We’ve learned that in order for consequence to be effective, it needs to be swift, following the challenging behaviours, and it needs to be firm, no negotiation.
Of course one of the issues with maintaining effective consequences is consistency. We are having some trouble in this area, which is also likely why changes are a very slow process for our son thus far.
From what we have learned, in order for consequences to be effective, they do need to immediately follow the challenging behaviour-obviously to make it easier on the child to understand which of their behaviours were unacceptable.
We’ve found it especially tricky to enforce swift consequence at times such as when we’re all in the car. Unfortunately this has also meant the car has been the setting for many of the absolute worst tantrums we’ve seen from Andre to date.
In the car, we feel there’s not a whole lot we can take away or deprive him of, as such-as a result of engaging in screaming and other challenging behaviours.
What we’ve had a lot of trouble with, in terms of triggers for Andre’s tantrums in the car, is if either my wife or I need to jump out of the car quickly-to put petrol in/ grab something from the store quickly, leaving Andre and the rest of the family in the car.
For some reason, this is just a massive trigger for our son, so he’ll instantly just start a shrieking scream as soon as one of us leaves the car, and whilst kicking and throwing anything he can get his hands on, he’ll continue to scream until that person gets back into the car.
Regardless of various ways we tried to combat this, we’ve found that it simply means it’s a matter of we all go, or we all go home-and one of us sneaks back out of the house at some point to get what we needed.
I imagine many people out there can relate to situations like these when you have a child on the autism spectrum, and can probably empathise with how bad and inept as parents it can make you feel sometimes when these situations arise and you suddenly have many eyes on you.
This is certainly on ongoing battle for us, trying to navigate a way through the ASD related tantrums. It has sadly meant there are a lot of places we simply cannot go at this point in time.

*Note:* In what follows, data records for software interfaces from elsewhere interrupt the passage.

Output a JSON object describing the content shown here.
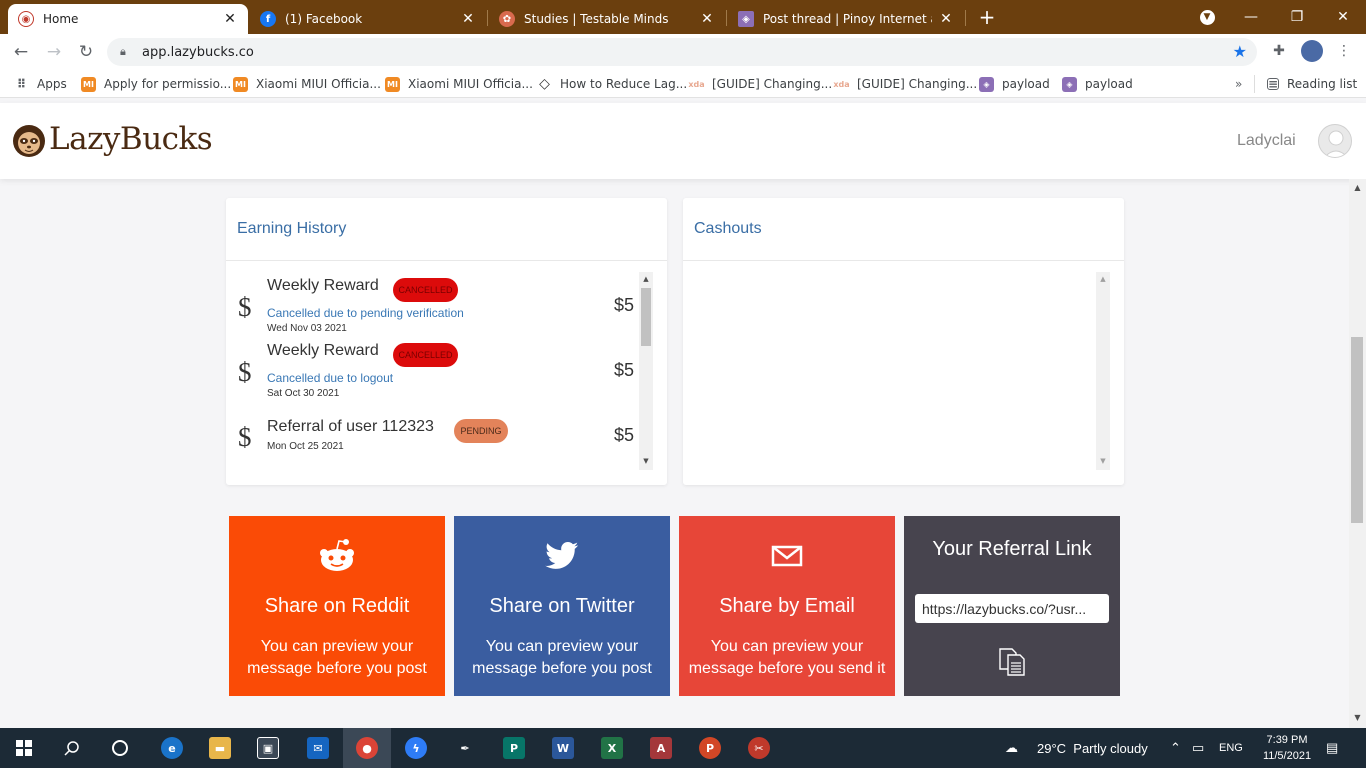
{
  "browser": {
    "tabs": [
      {
        "title": "Home",
        "active": true,
        "favicon": "lazybucks-icon"
      },
      {
        "title": "(1) Facebook",
        "active": false,
        "favicon": "facebook-icon"
      },
      {
        "title": "Studies | Testable Minds",
        "active": false,
        "favicon": "testable-icon"
      },
      {
        "title": "Post thread | Pinoy Internet and",
        "active": false,
        "favicon": "pinoy-icon"
      }
    ],
    "url": "app.lazybucks.co",
    "bookmarks": [
      {
        "label": "Apps",
        "icon": "apps-grid-icon"
      },
      {
        "label": "Apply for permissio...",
        "icon": "miui-icon"
      },
      {
        "label": "Xiaomi MIUI Officia...",
        "icon": "miui-icon"
      },
      {
        "label": "Xiaomi MIUI Officia...",
        "icon": "miui-icon"
      },
      {
        "label": "How to Reduce Lag...",
        "icon": "diamond-icon"
      },
      {
        "label": "[GUIDE] Changing...",
        "icon": "xda-icon"
      },
      {
        "label": "[GUIDE] Changing...",
        "icon": "xda-icon"
      },
      {
        "label": "payload",
        "icon": "cube-icon"
      },
      {
        "label": "payload",
        "icon": "cube-icon"
      }
    ],
    "reading_list": "Reading list"
  },
  "site": {
    "logo_text": "LazyBucks",
    "username": "Ladyclai"
  },
  "earning_history": {
    "title": "Earning History",
    "entries": [
      {
        "title": "Weekly Reward",
        "badge": "CANCELLED",
        "reason": "Cancelled due to pending verification",
        "date": "Wed Nov 03 2021",
        "amount": "$5"
      },
      {
        "title": "Weekly Reward",
        "badge": "CANCELLED",
        "reason": "Cancelled due to logout",
        "date": "Sat Oct 30 2021",
        "amount": "$5"
      },
      {
        "title": "Referral of user 112323",
        "badge": "PENDING",
        "reason": "",
        "date": "Mon Oct 25 2021",
        "amount": "$5"
      }
    ]
  },
  "cashouts": {
    "title": "Cashouts"
  },
  "share": {
    "reddit": {
      "heading": "Share on Reddit",
      "desc": "You can preview your message before you post"
    },
    "twitter": {
      "heading": "Share on Twitter",
      "desc": "You can preview your message before you post"
    },
    "email": {
      "heading": "Share by Email",
      "desc": "You can preview your message before you send it"
    },
    "referral": {
      "heading": "Your Referral Link",
      "link": "https://lazybucks.co/?usr..."
    }
  },
  "taskbar": {
    "weather_temp": "29°C",
    "weather_desc": "Partly cloudy",
    "language": "ENG",
    "time": "7:39 PM",
    "date": "11/5/2021"
  },
  "colors": {
    "reddit": "#fa4b06",
    "twitter": "#3a5da0",
    "email": "#e74638",
    "referral": "#47444e",
    "cancelled_badge": "#dc0b0b",
    "pending_badge": "#e3835a",
    "tab_strip": "#6b3f0e"
  }
}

This is definitely an area that we will continue to write and update you all about as we continue to learn more and adjust our approaches as many times as it takes to find effective strategies that can be applied and passed on.

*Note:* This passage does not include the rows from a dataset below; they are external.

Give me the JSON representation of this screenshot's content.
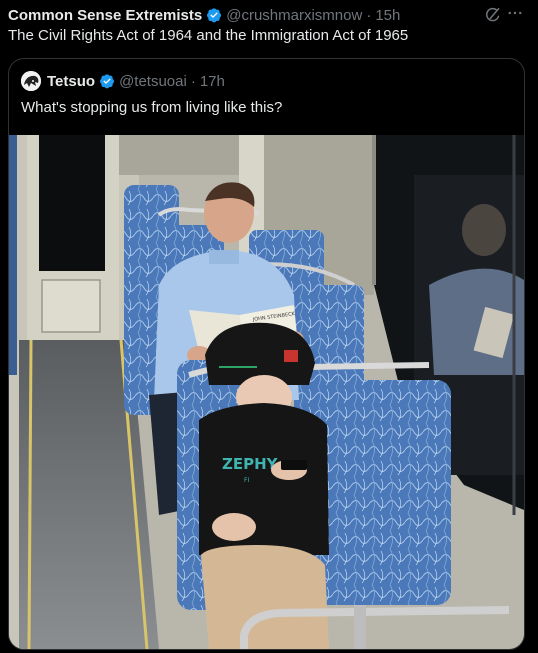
{
  "tweet": {
    "author_name": "Common Sense Extremists",
    "handle": "@crushmarxismnow",
    "separator": "·",
    "time": "15h",
    "text": "The Civil Rights Act of 1964 and the Immigration Act of 1965"
  },
  "quoted": {
    "author_name": "Tetsuo",
    "handle": "@tetsuoai",
    "separator": "·",
    "time": "17h",
    "text": "What's stopping us from living like this?"
  },
  "photo": {
    "book_cover_text": "JOHN STEINBECK",
    "shirt_text": "ZEPHY",
    "shirt_subtext": "FI"
  },
  "colors": {
    "background": "#000000",
    "text_primary": "#e7e9ea",
    "text_secondary": "#71767b",
    "verified_blue": "#1d9bf0",
    "seat_blue": "#4a78b8"
  },
  "icons": [
    "verified-badge-icon",
    "grok-icon",
    "more-options-icon"
  ]
}
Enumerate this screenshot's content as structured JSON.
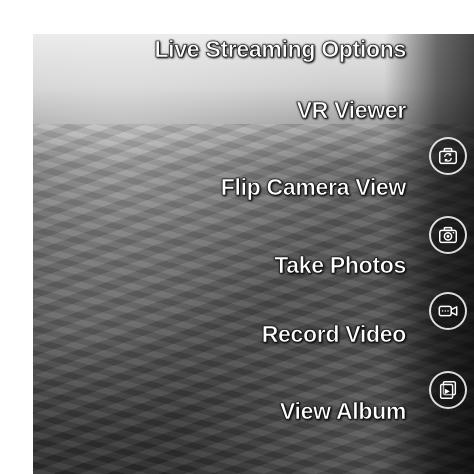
{
  "menu": {
    "live_streaming": "Live Streaming Options",
    "vr_viewer": "VR Viewer",
    "flip_camera": "Flip Camera View",
    "take_photos": "Take Photos",
    "record_video": "Record Video",
    "view_album": "View Album"
  },
  "icons": {
    "flip": "flip-camera-icon",
    "photo": "camera-icon",
    "video": "video-camera-icon",
    "album": "album-icon"
  }
}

At this point in our journey, my main recommendations, purely based on our own learnings and experiences in this area, are to try to pay close attention to those ‘antecedents’ mentioned earlier, or simply put triggers that tend to lead to these challenging behaviours.
As some dictionaries simply describe it, an antecedent is: something that existed before or, logically precedes another.
If you can identify what triggers may exist for your child, it may help you to avoid those things or actions, or find other ways of navigating through those situations more successfully.
Aside from that, I’d again mention looking at what consequences may be effective for you to use when your child does act up or try to break the rules.
Live, Love and definitely LAUGH
Of course the flip side to that is always important to remember too, which is that whilst trying to install some routine and discipline in some challenging areas, you really want to reinforce, reward and celebrate all of their small wins.
It’s certainly not all doom and gloom, there’s always still a lot of room for laughs in our home, we try to keep at as light as we can, and always try to really make a big deal of small celebrations when Andre is doing well, and really making an effort.
This is always going to be an ongoing journey for our family, so again we will continue to share our journey, in the hopes that something we’ve mentioned might resonate with some of you out there and even shed a little light in some tricky situations.
We always welcome any feedback or comments about your experiences in these areas. We wish you all the very best with finding some effective solutions to your own circumstances with ASD related issues.